▸ **Work required**:
Give a single number in reply. It is the count of lines below that contain the string "notification".

▸ **Recorded data**:
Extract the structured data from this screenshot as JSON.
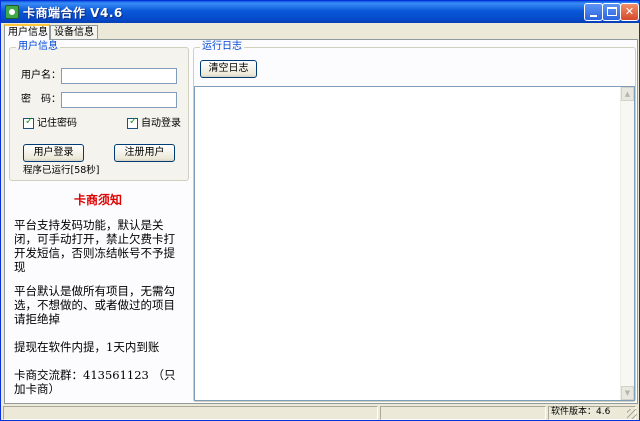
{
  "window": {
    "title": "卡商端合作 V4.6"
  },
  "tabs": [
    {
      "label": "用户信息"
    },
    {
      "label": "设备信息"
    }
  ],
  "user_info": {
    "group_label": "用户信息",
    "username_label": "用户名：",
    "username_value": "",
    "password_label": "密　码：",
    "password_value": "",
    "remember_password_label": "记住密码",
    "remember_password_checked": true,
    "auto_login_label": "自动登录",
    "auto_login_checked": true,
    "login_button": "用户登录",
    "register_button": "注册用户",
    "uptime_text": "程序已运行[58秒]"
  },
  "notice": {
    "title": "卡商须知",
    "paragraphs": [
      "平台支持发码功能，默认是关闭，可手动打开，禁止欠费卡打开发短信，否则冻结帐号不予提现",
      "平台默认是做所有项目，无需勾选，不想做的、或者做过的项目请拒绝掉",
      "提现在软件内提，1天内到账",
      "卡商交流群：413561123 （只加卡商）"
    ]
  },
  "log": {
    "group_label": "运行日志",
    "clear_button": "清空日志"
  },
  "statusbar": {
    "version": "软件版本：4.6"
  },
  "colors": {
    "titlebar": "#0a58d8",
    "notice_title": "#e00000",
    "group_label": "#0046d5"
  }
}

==

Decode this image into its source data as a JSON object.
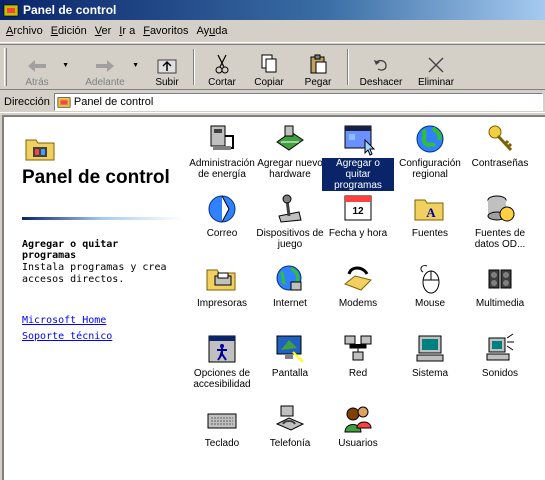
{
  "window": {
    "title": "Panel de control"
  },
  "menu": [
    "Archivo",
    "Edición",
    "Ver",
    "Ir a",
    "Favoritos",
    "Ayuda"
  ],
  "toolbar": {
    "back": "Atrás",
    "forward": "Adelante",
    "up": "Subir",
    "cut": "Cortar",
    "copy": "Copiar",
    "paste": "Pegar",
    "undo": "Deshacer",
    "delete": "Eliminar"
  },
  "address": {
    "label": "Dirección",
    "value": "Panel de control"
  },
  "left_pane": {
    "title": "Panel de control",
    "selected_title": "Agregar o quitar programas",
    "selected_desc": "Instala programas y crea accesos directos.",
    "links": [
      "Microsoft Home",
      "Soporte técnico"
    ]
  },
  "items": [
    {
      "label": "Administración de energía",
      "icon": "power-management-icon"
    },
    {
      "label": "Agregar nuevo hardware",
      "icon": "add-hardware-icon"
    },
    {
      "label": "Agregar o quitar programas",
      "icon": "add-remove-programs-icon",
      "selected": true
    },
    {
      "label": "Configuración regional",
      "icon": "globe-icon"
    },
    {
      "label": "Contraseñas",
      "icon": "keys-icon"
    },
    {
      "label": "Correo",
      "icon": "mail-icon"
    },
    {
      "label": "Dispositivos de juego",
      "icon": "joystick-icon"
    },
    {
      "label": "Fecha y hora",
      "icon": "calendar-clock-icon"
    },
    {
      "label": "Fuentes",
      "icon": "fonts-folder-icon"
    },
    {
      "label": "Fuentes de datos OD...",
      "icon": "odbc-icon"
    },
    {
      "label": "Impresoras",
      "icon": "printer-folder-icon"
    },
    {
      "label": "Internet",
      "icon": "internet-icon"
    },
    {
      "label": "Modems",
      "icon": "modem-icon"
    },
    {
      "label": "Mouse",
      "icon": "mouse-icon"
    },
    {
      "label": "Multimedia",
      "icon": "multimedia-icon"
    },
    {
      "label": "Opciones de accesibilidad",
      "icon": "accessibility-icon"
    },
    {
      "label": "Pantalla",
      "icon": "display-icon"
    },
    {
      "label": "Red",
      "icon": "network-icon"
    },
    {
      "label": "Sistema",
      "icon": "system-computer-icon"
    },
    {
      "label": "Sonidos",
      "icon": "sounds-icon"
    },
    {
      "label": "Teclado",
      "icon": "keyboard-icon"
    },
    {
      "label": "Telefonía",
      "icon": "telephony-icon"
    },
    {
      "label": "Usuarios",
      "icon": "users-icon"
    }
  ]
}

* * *

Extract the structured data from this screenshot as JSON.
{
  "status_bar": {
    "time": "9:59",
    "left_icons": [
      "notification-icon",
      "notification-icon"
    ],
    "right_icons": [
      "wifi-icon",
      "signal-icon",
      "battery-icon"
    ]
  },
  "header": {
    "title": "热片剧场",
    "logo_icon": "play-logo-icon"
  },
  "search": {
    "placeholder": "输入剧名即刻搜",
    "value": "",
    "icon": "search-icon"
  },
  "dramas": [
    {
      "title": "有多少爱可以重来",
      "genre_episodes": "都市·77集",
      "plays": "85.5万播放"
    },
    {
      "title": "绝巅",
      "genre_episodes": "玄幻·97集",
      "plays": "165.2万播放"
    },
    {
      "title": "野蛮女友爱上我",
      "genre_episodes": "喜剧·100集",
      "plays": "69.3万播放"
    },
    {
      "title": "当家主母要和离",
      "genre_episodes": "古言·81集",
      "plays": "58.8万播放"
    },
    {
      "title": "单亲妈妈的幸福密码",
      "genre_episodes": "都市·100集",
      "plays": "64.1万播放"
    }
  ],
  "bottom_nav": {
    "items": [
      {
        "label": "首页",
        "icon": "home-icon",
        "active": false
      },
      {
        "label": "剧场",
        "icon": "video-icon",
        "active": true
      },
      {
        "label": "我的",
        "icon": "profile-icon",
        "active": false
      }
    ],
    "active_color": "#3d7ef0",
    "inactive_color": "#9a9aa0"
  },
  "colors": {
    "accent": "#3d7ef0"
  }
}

▸ **Exercise result**:
2